All hell broke loose and markets tumbled.
Lots of stuff happened between then and this past summer, but not a lot of it mattered. Markets kept being fed their baby formula and kept getting fatter.
That is, until this past August…
Stocks fell globally, and very quickly, because the Fed was talking about raising rates and all of a sudden China decided it would devalue its currency.
That caused a major panic on account of a rising dollar (if the Fed raises rates, the dollar should appreciate) in the face of a falling Chinese yuan would mean other emerging markets countries, to compete for exports with China, would have to depreciate their currencies or the markets would do it for them. The panic concerned how, with depreciating currencies, foreign borrowers would pay back U.S. dollar-denominated loans to the tune of almost $9 trillion.
Oops. The Chinese backed down instantly, the Fed backed down instantly, the ECB suggested more QE to come, the Bank of Japan choked, China had to lower interest rates and reserve ratios again.
It was a mess.
Here's What's Pushing Markets Higher Now
About the Author
Shah Gilani boasts a financial pedigree unlike any other. He ran his first hedge fund in 1982 from his seat on the floor of the Chicago Board of Options Exchange. When options on the Standard & Poor's 100 began trading on March 11, 1983, Shah worked in "the pit" as a market maker.
He helped develop what has become known as the Volatility Index (VIX) - to this day one of the most widely used indicators worldwide. After leaving Chicago to run the futures and options division of the British banking giant Lloyd's TSB, Shah moved up to Roosevelt & Cross Inc., an old-line New York boutique firm. There he originated and ran a packaged fixed-income trading desk, and established that company's "listed" and OTC trading desks.
Shah founded a second hedge fund in 1999, which he ran until 2003.
Shah's vast network of contacts includes the biggest players on Wall Street and in international finance. These contacts give him the real story - when others only get what the investment banks want them to see.

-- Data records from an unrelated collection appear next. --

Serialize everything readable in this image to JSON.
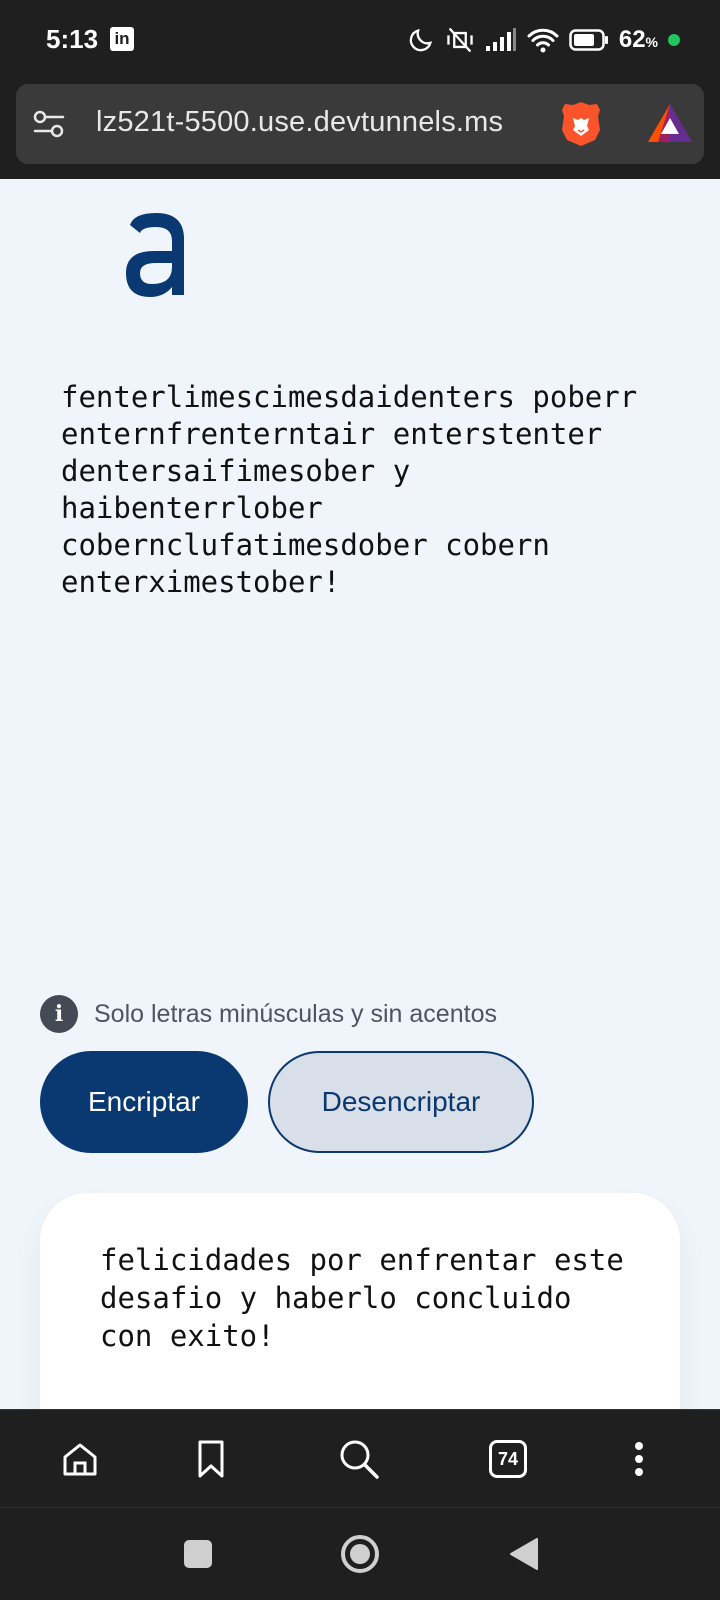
{
  "status_bar": {
    "time": "5:13",
    "notification_app": "in",
    "battery_percent": "62",
    "battery_unit": "%",
    "icons": [
      "moon-icon",
      "vibrate-off-icon",
      "signal-icon",
      "wifi-icon",
      "battery-icon"
    ]
  },
  "browser": {
    "url": "lz521t-5500.use.devtunnels.ms",
    "tab_count": "74"
  },
  "page": {
    "logo_letter": "a",
    "output_text": "fenterlimescimesdaidenters poberr enternfrenterntair enterstenter dentersaifimesober y haibenterrlober cobernclufatimesdober cobern enterximestober!",
    "info_icon": "i",
    "info_text": "Solo letras minúsculas y sin acentos",
    "encrypt_label": "Encriptar",
    "decrypt_label": "Desencriptar",
    "input_text": "felicidades por enfrentar este desafio y haberlo concluido con exito!"
  },
  "colors": {
    "primary": "#0a3871",
    "page_bg": "#f0f4fb",
    "decrypt_bg": "#d8dfe8",
    "chrome_bg": "#1f1f1f"
  }
}
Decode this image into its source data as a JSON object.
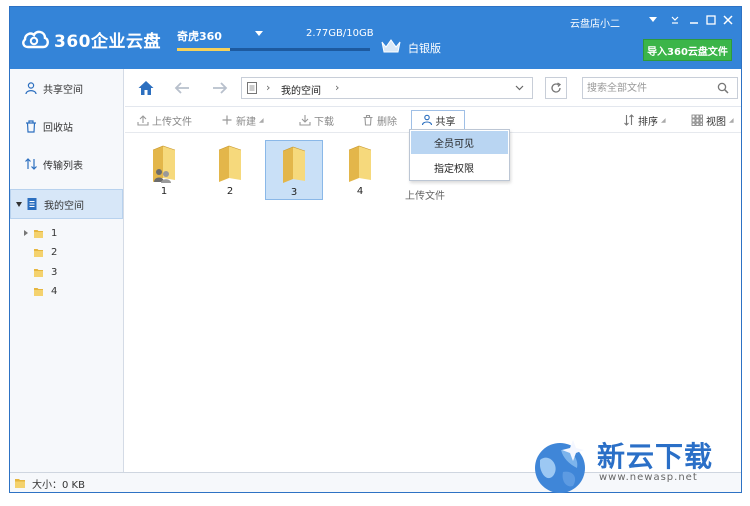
{
  "app": {
    "name": "360企业云盘",
    "account": "奇虎360",
    "storage_text": "2.77GB/10GB",
    "storage_used_fraction": 0.277,
    "tier": "白银版",
    "username": "云盘店小二",
    "import_button": "导入360云盘文件"
  },
  "sidebar": {
    "items": [
      {
        "label": "共享空间",
        "icon": "users-icon"
      },
      {
        "label": "回收站",
        "icon": "trash-icon"
      },
      {
        "label": "传输列表",
        "icon": "transfer-icon"
      },
      {
        "label": "我的空间",
        "icon": "document-icon",
        "active": true
      }
    ],
    "tree": [
      {
        "label": "1",
        "expandable": true
      },
      {
        "label": "2"
      },
      {
        "label": "3"
      },
      {
        "label": "4"
      }
    ]
  },
  "nav": {
    "path_label": "我的空间",
    "search_placeholder": "搜索全部文件"
  },
  "toolbar": {
    "upload": "上传文件",
    "new": "新建",
    "download": "下载",
    "delete": "删除",
    "share": "共享",
    "sort": "排序",
    "view": "视图"
  },
  "share_menu": {
    "items": [
      "全员可见",
      "指定权限"
    ]
  },
  "files": [
    {
      "name": "1",
      "shared": true
    },
    {
      "name": "2"
    },
    {
      "name": "3",
      "selected": true
    },
    {
      "name": "4"
    }
  ],
  "upload_label": "上传文件",
  "status": {
    "size_text": "大小：0 KB"
  },
  "watermark": {
    "title": "新云下载",
    "url": "www.newasp.net"
  },
  "colors": {
    "header": "#3484d8",
    "accent_green": "#3bb549",
    "selection": "#c9e0f7"
  }
}
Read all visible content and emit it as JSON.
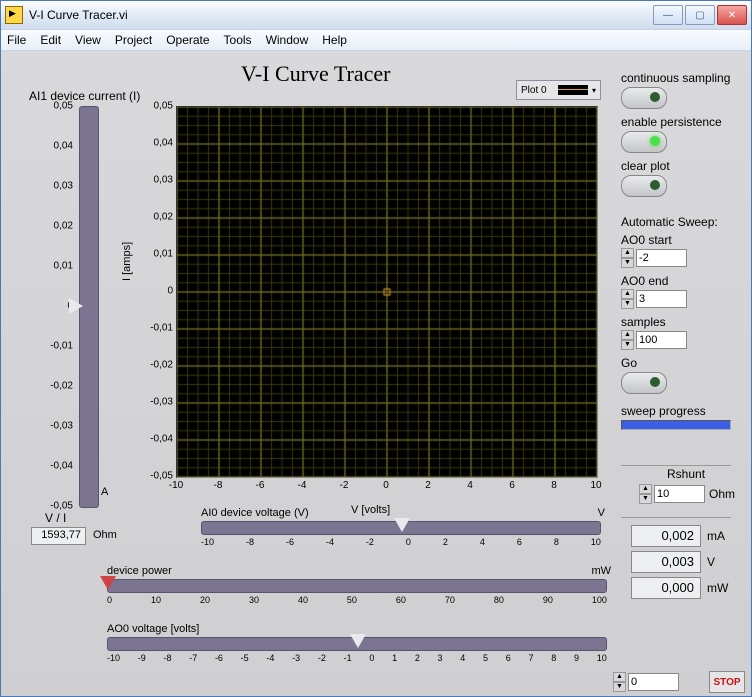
{
  "window": {
    "title": "V-I Curve Tracer.vi"
  },
  "menu": [
    "File",
    "Edit",
    "View",
    "Project",
    "Operate",
    "Tools",
    "Window",
    "Help"
  ],
  "page": {
    "title": "V-I Curve Tracer"
  },
  "vertGauge": {
    "label": "AI1 device current (I)",
    "unit": "A",
    "ticks": [
      "0,05",
      "0,04",
      "0,03",
      "0,02",
      "0,01",
      "0",
      "-0,01",
      "-0,02",
      "-0,03",
      "-0,04",
      "-0,05"
    ]
  },
  "plot": {
    "legend": "Plot 0",
    "ylabel": "I [amps]",
    "xlabel": "V [volts]",
    "yticks": [
      "0,05",
      "0,04",
      "0,03",
      "0,02",
      "0,01",
      "0",
      "-0,01",
      "-0,02",
      "-0,03",
      "-0,04",
      "-0,05"
    ],
    "xticks": [
      "-10",
      "-8",
      "-6",
      "-4",
      "-2",
      "0",
      "2",
      "4",
      "6",
      "8",
      "10"
    ]
  },
  "rc": {
    "contSamp": "continuous sampling",
    "enPers": "enable persistence",
    "clearPlot": "clear plot",
    "autoSweep": "Automatic Sweep:",
    "ao0start_l": "AO0 start",
    "ao0start": "-2",
    "ao0end_l": "AO0 end",
    "ao0end": "3",
    "samples_l": "samples",
    "samples": "100",
    "go": "Go",
    "sweepProg": "sweep progress",
    "rshunt_l": "Rshunt",
    "rshunt": "10",
    "rshunt_u": "Ohm"
  },
  "vi": {
    "label": "V / I",
    "value": "1593,77",
    "unit": "Ohm"
  },
  "slider1": {
    "cap": "AI0 device voltage (V)",
    "unit": "V",
    "scale": [
      "-10",
      "-8",
      "-6",
      "-4",
      "-2",
      "0",
      "2",
      "4",
      "6",
      "8",
      "10"
    ]
  },
  "slider2": {
    "cap": "device power",
    "unit": "mW",
    "scale": [
      "0",
      "10",
      "20",
      "30",
      "40",
      "50",
      "60",
      "70",
      "80",
      "90",
      "100"
    ]
  },
  "slider3": {
    "cap": "AO0 voltage [volts]",
    "unit": "",
    "scale": [
      "-10",
      "-9",
      "-8",
      "-7",
      "-6",
      "-5",
      "-4",
      "-3",
      "-2",
      "-1",
      "0",
      "1",
      "2",
      "3",
      "4",
      "5",
      "6",
      "7",
      "8",
      "9",
      "10"
    ]
  },
  "readout": {
    "mA": "0,002",
    "V": "0,003",
    "mW": "0,000",
    "mA_u": "mA",
    "V_u": "V",
    "mW_u": "mW"
  },
  "ao0box": "0",
  "stop": "STOP",
  "chart_data": {
    "type": "scatter",
    "title": "V-I Curve Tracer",
    "xlabel": "V [volts]",
    "ylabel": "I [amps]",
    "xlim": [
      -10,
      10
    ],
    "ylim": [
      -0.05,
      0.05
    ],
    "series": [
      {
        "name": "Plot 0",
        "x": [
          0
        ],
        "y": [
          0
        ]
      }
    ]
  }
}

Today, as editor of 10X Trader, Shah presents his legion of subscribers with the chance to earn ten times their money on trade after trade.
Shah is also the proud founding editor of The Money Zone, where after eight years of development and 11 years of backtesting he has found the edge over stocks, giving his members the opportunity to rake in potential double, triple, or even quadruple-digit profits weekly with just a few quick steps.
Shah is a frequent guest on CNBC, Forbes, and Marketwatch, and you can catch him every week on Fox Business's "Varney & Co."
He also writes our most talked-about publication, Wall Street Insights & Indictments, where he reveals how Wall Street's high-stakes game is really played.